Another explanation for design bias relates to the choice of comparator. Both Rochon and coworkers [3
] and Lo and colleagues [7
] reported that a comparator drug is often selected that is 'easy to beat' and, further, that the comparator drug often performs worse with respect to efficacy than it does in other trials.
Whether the trial is designed with a weak comparator or a treatment is chosen that is nearly certain to be successful, design bias may exist; if this is the case, then clinical equipoise is absent. Fries and Krishnan [1
] suggest that this situation is acceptable and provide alternative ways of conceptualizing the ethics of trial design that would dispense with the need for clinical equipoise.
Clinical equipoise is not necessarily only present when, as Fries and Krishnan suggest, there is a precisely equal chance of benefit with both treatments in a trial. It is present when there is a bona fide
scientific or clinical controversy that needs resolution, and that is ultimately what is meant by clinical equipoise. Indeed, Freedman [10
], who is widely credited with coining the term, defines it simply as the 'state of uncertainty about the relative merits of A and B'. This state of knowledge cannot be determined by subjects.

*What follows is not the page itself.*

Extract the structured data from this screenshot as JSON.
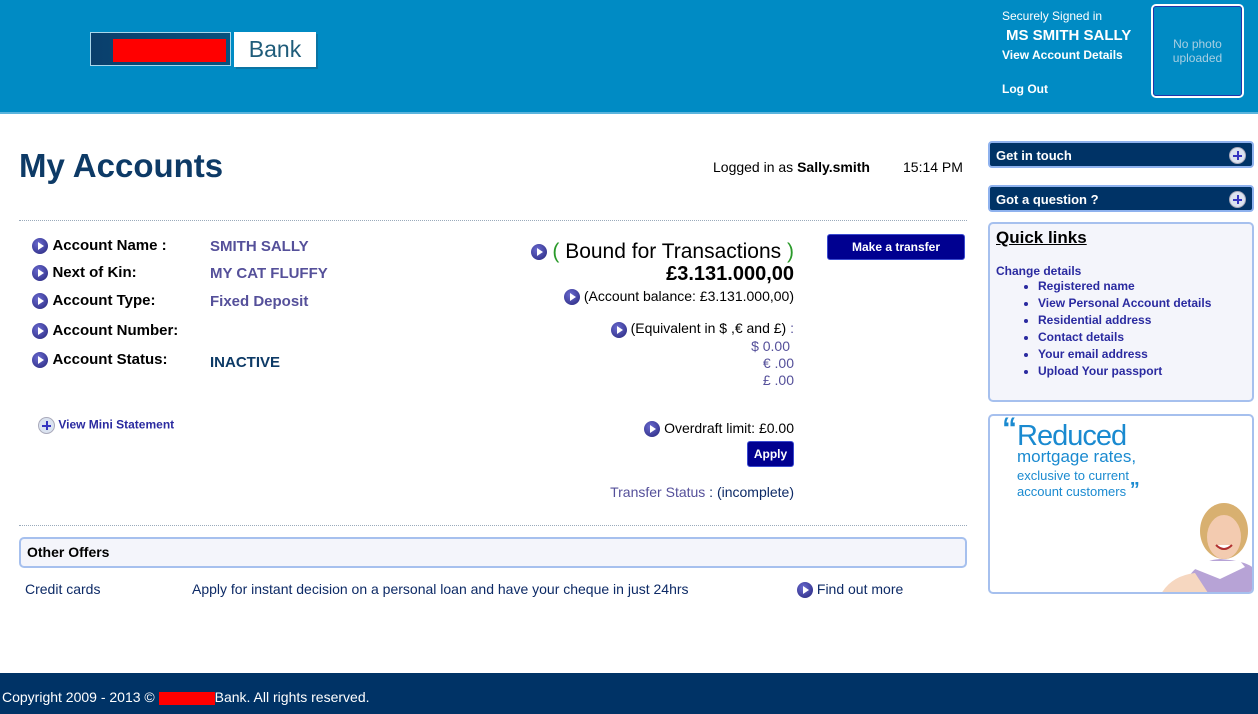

Before approaching subjects, both researchers and institutional review boards must determine that there is such a legitimate controversy or question. If it is true that drug companies are accurate essentially 100% of the time, then there would be no controversy and therefore no justification for randomized controlled trials (RCTs). Indeed, if there is virtual certainty in the outcome of a clinical trial, then one might argue that research conducted in human subjects would be unethical. This is especially true in trials in which there is a placebo arm. Would Fries and Krishnan agree?

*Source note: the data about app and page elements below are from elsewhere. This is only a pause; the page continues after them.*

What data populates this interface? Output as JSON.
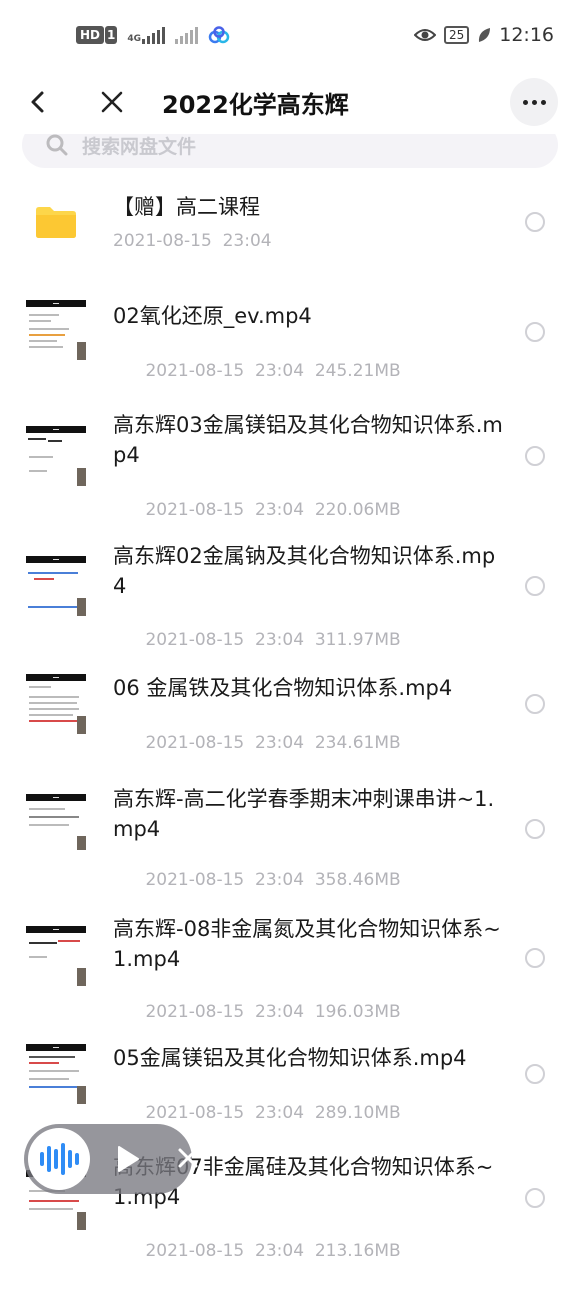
{
  "status_bar": {
    "hd_badge": "HD",
    "hd_sub": "1",
    "network_label": "4G",
    "battery": "25",
    "time": "12:16"
  },
  "header": {
    "title": "2022化学高东辉"
  },
  "search": {
    "placeholder": "搜索网盘文件"
  },
  "files": [
    {
      "name": "【赠】高二课程",
      "date": "2021-08-15  23:04",
      "size": "",
      "type": "folder"
    },
    {
      "name": "02氧化还原_ev.mp4",
      "date": "2021-08-15  23:04",
      "size": "245.21MB",
      "type": "video"
    },
    {
      "name": "高东辉03金属镁铝及其化合物知识体系.mp4",
      "date": "2021-08-15  23:04",
      "size": "220.06MB",
      "type": "video"
    },
    {
      "name": "高东辉02金属钠及其化合物知识体系.mp4",
      "date": "2021-08-15  23:04",
      "size": "311.97MB",
      "type": "video"
    },
    {
      "name": "06 金属铁及其化合物知识体系.mp4",
      "date": "2021-08-15  23:04",
      "size": "234.61MB",
      "type": "video"
    },
    {
      "name": "高东辉-高二化学春季期末冲刺课串讲~1.mp4",
      "date": "2021-08-15  23:04",
      "size": "358.46MB",
      "type": "video"
    },
    {
      "name": "高东辉-08非金属氮及其化合物知识体系~1.mp4",
      "date": "2021-08-15  23:04",
      "size": "196.03MB",
      "type": "video"
    },
    {
      "name": "05金属镁铝及其化合物知识体系.mp4",
      "date": "2021-08-15  23:04",
      "size": "289.10MB",
      "type": "video"
    },
    {
      "name": "高东辉07非金属硅及其化合物知识体系~1.mp4",
      "date": "2021-08-15  23:04",
      "size": "213.16MB",
      "type": "video"
    }
  ],
  "colors": {
    "folder": "#fdd64a",
    "accent": "#2f8cf5",
    "meta_text": "#b3b3b8"
  }
}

What about the concept of positive expected value? In the real world such clearly determinable values do not exist, and neither is it clear how investigators and sponsors, who are invested in the success of a proposed therapy, would develop such a formula. It is noteworthy, however, that if one buys this formula then it is the end of the development of 'me too' drugs. It is also interesting to consider how this would apply to drugs whose alleged benefits are that they are longer acting or more convenient to administer. What percentage would be attached to those advantages? The formula also assumes that any positive value would legitimate the research without considering that very marginal positive values may not be without risk or inconvenience to subjects.
Fries and Krishnan [1
] propose that subject autonomy can assume precedence and that subjects should be allowed to choose to participate in a trial even if there is a negative value of treatment. This places an almost absolute value on autonomy and assumes that subject consent is the determinative fact in research ethics. However, there are values other than the autonomy of subjects that play a role. For example, an essential issue is not what subjects can consent to but what investigators can ethically ask subjects to do.
Finally, Fries and Krishnan are concerned that RCTs are the only available means by which subjects can gain access to new and promising treatments. This statement ignores the inherently coercive nature of this circumstance; the desperation of a potential subject does not provide much justification for RCTs. Also, it is not access to a 'treatment' that is at stake but rather possible access to a possible treatment – a much attenuated 'benefit'.
Ultimately, we believe that the high rate of positive industry sponsored trials presented at the ACR meetings provides an alert that either ethical problems in trial design exist or that publication and other biases allow attendees at the ACR meetings a selected glimpse of all informative trials or a biased summary or interpretation of the trial's unvarnished results.